Material for the task START

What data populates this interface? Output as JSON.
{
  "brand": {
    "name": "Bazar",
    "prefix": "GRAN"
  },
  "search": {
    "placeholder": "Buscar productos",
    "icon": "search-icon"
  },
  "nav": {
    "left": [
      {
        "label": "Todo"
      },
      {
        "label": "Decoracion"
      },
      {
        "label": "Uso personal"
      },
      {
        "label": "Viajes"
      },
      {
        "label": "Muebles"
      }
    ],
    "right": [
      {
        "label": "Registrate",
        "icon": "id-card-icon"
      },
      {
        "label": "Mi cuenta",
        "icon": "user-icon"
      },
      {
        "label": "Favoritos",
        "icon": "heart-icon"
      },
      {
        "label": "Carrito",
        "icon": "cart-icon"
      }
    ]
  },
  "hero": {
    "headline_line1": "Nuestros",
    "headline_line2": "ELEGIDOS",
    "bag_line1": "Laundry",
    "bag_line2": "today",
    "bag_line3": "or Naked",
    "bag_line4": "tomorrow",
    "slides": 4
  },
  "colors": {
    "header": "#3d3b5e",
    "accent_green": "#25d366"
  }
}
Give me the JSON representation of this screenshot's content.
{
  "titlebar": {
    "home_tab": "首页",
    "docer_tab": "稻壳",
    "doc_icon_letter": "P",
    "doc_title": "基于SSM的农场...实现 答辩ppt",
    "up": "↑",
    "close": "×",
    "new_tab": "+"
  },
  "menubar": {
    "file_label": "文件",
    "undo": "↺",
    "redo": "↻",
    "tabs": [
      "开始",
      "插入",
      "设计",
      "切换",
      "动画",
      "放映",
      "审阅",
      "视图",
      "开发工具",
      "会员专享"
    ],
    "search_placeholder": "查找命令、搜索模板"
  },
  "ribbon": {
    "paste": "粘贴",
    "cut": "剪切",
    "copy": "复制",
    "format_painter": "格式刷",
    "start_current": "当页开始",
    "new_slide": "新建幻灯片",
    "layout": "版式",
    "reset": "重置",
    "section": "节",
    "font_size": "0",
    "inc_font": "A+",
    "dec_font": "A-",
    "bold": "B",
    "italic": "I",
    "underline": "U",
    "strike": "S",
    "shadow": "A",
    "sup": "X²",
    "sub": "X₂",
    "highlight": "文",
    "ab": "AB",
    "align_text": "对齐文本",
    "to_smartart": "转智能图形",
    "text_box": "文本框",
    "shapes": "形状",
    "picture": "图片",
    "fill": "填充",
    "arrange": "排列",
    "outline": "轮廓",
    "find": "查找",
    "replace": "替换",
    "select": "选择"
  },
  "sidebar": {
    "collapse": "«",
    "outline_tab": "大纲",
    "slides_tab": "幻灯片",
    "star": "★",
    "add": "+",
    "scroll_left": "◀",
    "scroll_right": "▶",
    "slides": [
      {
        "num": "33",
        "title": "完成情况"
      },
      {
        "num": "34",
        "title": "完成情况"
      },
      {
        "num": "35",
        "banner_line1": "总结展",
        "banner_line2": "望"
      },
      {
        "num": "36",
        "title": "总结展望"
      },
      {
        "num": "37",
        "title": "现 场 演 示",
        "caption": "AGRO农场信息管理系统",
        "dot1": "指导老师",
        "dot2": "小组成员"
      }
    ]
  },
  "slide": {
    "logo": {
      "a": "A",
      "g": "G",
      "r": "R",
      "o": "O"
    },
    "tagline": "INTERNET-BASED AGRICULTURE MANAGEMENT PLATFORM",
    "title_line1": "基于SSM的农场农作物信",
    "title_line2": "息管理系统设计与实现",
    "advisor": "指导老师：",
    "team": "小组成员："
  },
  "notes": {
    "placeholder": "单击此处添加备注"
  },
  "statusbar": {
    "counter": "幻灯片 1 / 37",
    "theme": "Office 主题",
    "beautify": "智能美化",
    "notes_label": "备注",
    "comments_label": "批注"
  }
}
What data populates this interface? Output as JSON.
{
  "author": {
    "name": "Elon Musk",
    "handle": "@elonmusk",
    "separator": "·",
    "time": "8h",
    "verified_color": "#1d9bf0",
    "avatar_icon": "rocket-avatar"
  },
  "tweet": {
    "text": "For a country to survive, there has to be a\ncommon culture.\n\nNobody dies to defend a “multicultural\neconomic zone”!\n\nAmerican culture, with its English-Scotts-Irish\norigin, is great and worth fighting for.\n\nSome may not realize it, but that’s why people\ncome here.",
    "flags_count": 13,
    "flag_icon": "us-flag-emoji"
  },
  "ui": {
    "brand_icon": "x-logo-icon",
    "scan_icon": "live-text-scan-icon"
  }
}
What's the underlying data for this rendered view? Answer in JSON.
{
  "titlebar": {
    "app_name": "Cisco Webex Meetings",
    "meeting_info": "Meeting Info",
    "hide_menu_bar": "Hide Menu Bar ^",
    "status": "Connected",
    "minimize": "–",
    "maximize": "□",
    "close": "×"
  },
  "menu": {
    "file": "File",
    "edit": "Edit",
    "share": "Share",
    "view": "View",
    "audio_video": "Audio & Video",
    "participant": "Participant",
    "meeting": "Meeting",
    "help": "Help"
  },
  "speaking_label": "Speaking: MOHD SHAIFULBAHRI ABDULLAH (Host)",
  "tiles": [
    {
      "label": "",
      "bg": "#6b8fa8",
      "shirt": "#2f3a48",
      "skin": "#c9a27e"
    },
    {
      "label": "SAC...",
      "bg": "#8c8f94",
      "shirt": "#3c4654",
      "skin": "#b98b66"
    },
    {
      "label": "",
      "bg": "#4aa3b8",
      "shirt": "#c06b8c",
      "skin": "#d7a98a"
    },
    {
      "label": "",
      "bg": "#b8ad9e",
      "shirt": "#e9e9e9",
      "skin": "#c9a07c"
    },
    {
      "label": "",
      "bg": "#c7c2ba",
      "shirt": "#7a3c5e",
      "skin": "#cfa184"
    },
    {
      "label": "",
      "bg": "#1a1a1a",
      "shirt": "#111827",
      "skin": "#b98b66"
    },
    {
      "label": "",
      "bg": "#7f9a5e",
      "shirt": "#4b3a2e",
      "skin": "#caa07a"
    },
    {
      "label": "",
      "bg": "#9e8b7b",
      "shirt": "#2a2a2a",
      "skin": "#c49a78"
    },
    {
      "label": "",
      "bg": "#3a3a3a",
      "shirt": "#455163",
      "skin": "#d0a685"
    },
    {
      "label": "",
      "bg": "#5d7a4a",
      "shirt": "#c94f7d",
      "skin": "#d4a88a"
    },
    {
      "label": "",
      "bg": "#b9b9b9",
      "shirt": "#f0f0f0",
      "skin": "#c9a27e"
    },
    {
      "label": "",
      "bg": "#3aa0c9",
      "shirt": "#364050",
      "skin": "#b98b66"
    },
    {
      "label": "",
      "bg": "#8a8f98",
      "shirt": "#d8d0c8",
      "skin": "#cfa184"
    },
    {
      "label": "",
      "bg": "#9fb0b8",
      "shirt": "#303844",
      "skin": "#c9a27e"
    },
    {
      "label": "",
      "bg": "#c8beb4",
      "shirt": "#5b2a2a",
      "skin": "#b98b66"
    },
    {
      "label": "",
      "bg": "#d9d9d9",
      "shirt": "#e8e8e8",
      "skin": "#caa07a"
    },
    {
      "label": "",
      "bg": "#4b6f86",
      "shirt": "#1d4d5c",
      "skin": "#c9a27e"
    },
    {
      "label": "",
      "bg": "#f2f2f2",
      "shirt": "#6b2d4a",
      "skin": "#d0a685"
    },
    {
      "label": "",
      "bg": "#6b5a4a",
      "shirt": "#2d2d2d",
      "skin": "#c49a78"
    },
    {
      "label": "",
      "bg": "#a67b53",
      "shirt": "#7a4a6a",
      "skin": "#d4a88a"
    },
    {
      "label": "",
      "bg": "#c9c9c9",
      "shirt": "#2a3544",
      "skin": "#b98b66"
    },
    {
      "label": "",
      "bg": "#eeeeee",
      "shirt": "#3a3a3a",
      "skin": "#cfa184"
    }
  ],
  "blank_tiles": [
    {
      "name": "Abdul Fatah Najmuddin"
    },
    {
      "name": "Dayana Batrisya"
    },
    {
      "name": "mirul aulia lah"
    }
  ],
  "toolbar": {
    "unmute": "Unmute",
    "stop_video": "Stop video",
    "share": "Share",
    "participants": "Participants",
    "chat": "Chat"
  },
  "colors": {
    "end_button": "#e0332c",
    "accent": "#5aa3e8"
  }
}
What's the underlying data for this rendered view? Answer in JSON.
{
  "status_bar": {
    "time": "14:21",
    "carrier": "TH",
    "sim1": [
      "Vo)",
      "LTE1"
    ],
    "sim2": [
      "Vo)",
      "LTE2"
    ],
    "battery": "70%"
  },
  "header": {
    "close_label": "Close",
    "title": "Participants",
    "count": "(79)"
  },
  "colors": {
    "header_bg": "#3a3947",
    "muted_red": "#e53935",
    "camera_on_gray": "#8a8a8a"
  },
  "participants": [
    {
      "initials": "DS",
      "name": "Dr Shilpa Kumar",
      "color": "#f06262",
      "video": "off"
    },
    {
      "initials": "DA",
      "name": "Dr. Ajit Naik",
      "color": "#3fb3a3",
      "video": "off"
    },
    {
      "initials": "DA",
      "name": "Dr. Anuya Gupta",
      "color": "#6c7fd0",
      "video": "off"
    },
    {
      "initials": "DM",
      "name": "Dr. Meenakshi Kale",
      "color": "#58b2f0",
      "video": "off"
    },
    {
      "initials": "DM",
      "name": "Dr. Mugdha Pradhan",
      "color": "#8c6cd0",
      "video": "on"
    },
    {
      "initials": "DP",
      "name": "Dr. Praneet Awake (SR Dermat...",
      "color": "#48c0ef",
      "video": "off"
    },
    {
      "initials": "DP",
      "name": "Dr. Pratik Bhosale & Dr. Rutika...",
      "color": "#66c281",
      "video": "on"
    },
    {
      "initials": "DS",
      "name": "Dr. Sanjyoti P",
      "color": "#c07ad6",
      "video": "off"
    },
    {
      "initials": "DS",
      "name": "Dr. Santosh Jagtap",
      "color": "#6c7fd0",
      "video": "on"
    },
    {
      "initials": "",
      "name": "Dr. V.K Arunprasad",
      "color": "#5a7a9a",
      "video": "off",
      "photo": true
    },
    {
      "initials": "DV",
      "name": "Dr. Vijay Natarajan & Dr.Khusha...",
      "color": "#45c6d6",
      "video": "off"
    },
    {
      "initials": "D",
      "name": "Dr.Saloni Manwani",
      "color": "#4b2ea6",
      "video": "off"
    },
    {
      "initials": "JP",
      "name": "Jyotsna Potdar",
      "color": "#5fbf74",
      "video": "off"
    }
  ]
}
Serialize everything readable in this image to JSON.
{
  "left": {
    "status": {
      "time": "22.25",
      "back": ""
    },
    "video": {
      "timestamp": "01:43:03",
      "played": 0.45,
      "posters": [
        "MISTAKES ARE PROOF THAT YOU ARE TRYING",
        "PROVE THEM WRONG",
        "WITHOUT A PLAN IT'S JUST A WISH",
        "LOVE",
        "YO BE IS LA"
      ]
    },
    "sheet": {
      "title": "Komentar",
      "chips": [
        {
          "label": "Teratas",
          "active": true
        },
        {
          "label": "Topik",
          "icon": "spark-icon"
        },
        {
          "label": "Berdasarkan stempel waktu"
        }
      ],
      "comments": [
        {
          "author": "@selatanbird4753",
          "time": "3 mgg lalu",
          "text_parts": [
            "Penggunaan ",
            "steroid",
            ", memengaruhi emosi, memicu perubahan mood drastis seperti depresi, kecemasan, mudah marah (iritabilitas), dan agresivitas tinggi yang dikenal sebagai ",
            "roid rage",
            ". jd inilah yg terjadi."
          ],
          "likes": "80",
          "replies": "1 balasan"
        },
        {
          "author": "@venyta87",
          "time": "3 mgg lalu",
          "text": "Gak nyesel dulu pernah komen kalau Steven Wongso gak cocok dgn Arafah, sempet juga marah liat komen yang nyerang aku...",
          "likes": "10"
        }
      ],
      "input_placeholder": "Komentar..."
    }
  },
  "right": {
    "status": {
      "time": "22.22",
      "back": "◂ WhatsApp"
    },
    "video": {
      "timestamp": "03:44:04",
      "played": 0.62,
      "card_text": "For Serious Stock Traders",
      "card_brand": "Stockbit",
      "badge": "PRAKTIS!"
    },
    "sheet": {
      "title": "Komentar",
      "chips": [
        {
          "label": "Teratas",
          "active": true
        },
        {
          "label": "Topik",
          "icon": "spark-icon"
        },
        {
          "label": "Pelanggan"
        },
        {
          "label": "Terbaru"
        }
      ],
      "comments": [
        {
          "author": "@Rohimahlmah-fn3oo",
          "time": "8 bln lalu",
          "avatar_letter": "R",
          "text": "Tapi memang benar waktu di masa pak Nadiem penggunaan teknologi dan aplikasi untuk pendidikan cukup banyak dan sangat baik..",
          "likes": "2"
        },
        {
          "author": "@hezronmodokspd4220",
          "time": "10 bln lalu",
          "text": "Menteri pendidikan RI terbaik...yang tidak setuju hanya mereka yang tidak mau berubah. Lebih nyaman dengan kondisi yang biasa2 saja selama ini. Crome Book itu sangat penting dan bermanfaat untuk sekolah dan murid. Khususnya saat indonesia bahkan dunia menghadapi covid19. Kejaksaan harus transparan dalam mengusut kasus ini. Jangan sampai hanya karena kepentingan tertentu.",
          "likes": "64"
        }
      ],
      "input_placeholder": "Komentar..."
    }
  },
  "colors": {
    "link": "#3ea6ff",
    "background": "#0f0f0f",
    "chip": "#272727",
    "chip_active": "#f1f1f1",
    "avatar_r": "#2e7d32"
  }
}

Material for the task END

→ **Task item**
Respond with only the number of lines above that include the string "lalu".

→ **Finished task**
4